The premise of the documentary is simple: Yu interlaces the stories of four men who, on the face of it, only seem to have a few things in common. As the film goes on, the relationships between the men's stories begin to come into focus, and it turns out that all four men have been struggling with various strains of traditional masculinity, and, though self-analyzing struggle, have found different sorts of masculinities to embrace.
I'm being extremely heavy-handed in my analysis, but the film itself has a pretty light touch. It wasn't until the last third of the movie that I realized that masculinity was really at the center of things for these men--and recognizing the ways in which they could reject rigid gender roles helped them to overcome some of the central difficulties of their lives.
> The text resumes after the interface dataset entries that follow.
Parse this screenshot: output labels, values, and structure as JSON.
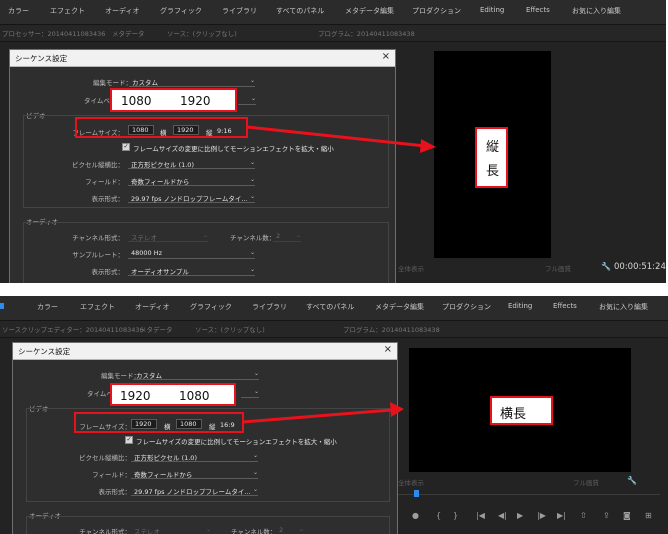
{
  "menu": {
    "items": [
      "カラー",
      "エフェクト",
      "オーディオ",
      "グラフィック",
      "ライブラリ",
      "すべてのパネル",
      "メタデータ編集",
      "プロダクション",
      "Editing",
      "Effects",
      "お気に入り編集"
    ]
  },
  "top": {
    "tabs": [
      "プロセッサー：20140411083436",
      "メタデータ",
      "ソース：(クリップなし)",
      "プログラム：20140411083438"
    ],
    "dialog": {
      "title": "シーケンス設定",
      "close": "×",
      "edit_mode_label": "編集モード：",
      "edit_mode_value": "カスタム",
      "timebase_label": "タイムベ",
      "video_section": "ビデオ",
      "frame_size_label": "フレームサイズ：",
      "width_value": "1080",
      "width_unit": "横",
      "height_value": "1920",
      "height_unit": "縦",
      "aspect": "9:16",
      "scale_checkbox": "フレームサイズの変更に比例してモーションエフェクトを拡大・縮小",
      "pixel_aspect_label": "ピクセル縦横比：",
      "pixel_aspect_value": "正方形ピクセル (1.0)",
      "field_label": "フィールド：",
      "field_value": "奇数フィールドから",
      "display_format_label": "表示形式：",
      "display_format_value": "29.97 fps ノンドロップフレームタイ...",
      "audio_section": "オーディオ",
      "channel_format_label": "チャンネル形式：",
      "channel_format_value": "ステレオ",
      "channel_count_label": "チャンネル数：",
      "channel_count_value": "2",
      "sample_rate_label": "サンプルレート：",
      "sample_rate_value": "48000 Hz",
      "audio_display_label": "表示形式：",
      "audio_display_value": "オーディオサンプル"
    },
    "callout_w": "1080",
    "callout_h": "1920",
    "caption_line1": "縦",
    "caption_line2": "長",
    "left_dim": "全体表示",
    "right_dim": "フル画質",
    "timecode": "00:00:51:24"
  },
  "bottom": {
    "tabs": [
      "ソースクリップエディター：20140411083436",
      "メタデータ",
      "ソース：(クリップなし)",
      "プログラム：20140411083438"
    ],
    "dialog": {
      "title": "シーケンス設定",
      "close": "×",
      "edit_mode_label": "編集モード：",
      "edit_mode_value": "カスタム",
      "timebase_label": "タイムベ",
      "video_section": "ビデオ",
      "frame_size_label": "フレームサイズ：",
      "width_value": "1920",
      "width_unit": "横",
      "height_value": "1080",
      "height_unit": "縦",
      "aspect": "16:9",
      "scale_checkbox": "フレームサイズの変更に比例してモーションエフェクトを拡大・縮小",
      "pixel_aspect_label": "ピクセル縦横比：",
      "pixel_aspect_value": "正方形ピクセル (1.0)",
      "field_label": "フィールド：",
      "field_value": "奇数フィールドから",
      "display_format_label": "表示形式：",
      "display_format_value": "29.97 fps ノンドロップフレームタイ...",
      "audio_section": "オーディオ",
      "channel_format_label": "チャンネル形式：",
      "channel_format_value": "ステレオ",
      "channel_count_label": "チャンネル数：",
      "channel_count_value": "2"
    },
    "callout_w": "1920",
    "callout_h": "1080",
    "caption": "横長",
    "left_dim": "全体表示",
    "right_dim": "フル画質"
  }
}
Feminism isn't mentioned by name here, and it's pretty clear that the men involved might not characterize themselves as doing feminist work, but, since feminist theory has done so much of the heavy lifting as regards railing against traditionally rigid gender roles, I say they are doing feminist work nonetheless.
I encourage everybody who is interested in documentary storytelling, men who are struggling with traditional conceptions of masculinity, and pro-feminist men in general to check out the film. And I don't think I can encourage you to do so more than by giving a bit of background on these four men. From the movie's site:
The Stories At the heart of each man's story is the quest to transcend his imperfections. While each man's motivations are highly personal, the stories demonstrate how the individual struggle between fate and character can have far-reaching consequences.
HANS-JOACHIM KLEIN suffers through a cruel childhood in a working class neighborhood near Frankfurt, Germany. When Klein joins the leftist movement in the 1970s, he is driven as much by idealism as by the desire to rebel against his authoritarian father, a cop. As Klein's activism evolves from radicalism to terrorism, he becomes a trusted comrade in the Revolutionary Cells (RZ), an offshoot of the notorious Baader-Meinhof gang. With the RZ he joins Carlos the Jackal in the violent kidnapping of eleven OPEC ministers, which leaves three people dead and Klein with a near-fatal gunshot wound.
MARK PIERPONT has a strict religious upbringing in New Jersey. The "black sheep" of the family, he realizes his attraction to other men, but desperately wants to avoid this sentence to "eternal hell." Pierpont's drive to suppress his homosexuality leads him to become a missionary, preaching abroad to crowds of thousands. Back in the states he infiltrates gay bars to spread the word of Jesus, convincing himself that his "homosexual problem" has been cured.
JOE LOYA also comes from a home steeped in both love and fear of God, as enforced by his zealous father. At age seven, Loya's mother dies, and his father's grief explodes into violence against Joe and his brother. When Loya finally fights back against years of abuse, the act of dethroning his father ignites a sense of intense power, of triumph over hypocrisy and brutality. Loya's determination to recapture that thrill leads him to his own life of brutality, in which he eventually robs over thirty banks.
MARK SALZMAN comes from suburban Connecticut. The smallest boy in his class, he is the subject of relentless torment from his peers and his mild-mannered parents offer little guidance. Upon seeing the show "Kung Fu" on television, Salzman is convinced that he can achieve personal transformation through the study of martial arts. Though he becomes best friends with the chief bully in his school, Salzman's quest to become a man of physical and spiritual strength is warped by his allegiance to a sadistic master.
PROTAGONIST seeks not to judge its subjects or make political pronouncements, but rather to use these stories as a window into human nature. Though our subjects' backgrounds are diverse, their shared experience points to a universal conflict: the conflict between the desire to control our world, and to accept our fundamental limitations.
What these descriptions don't tell you is that all four men were able to creating something of a reversal of their own fortunes, even though there was still a cost associated with how they were before the reversal.
Thanks for Jessica Yu, and to these four men, for creating such an interesting window into the inner lives of men and their relationship to traditionally rigid conceptions of masculinity.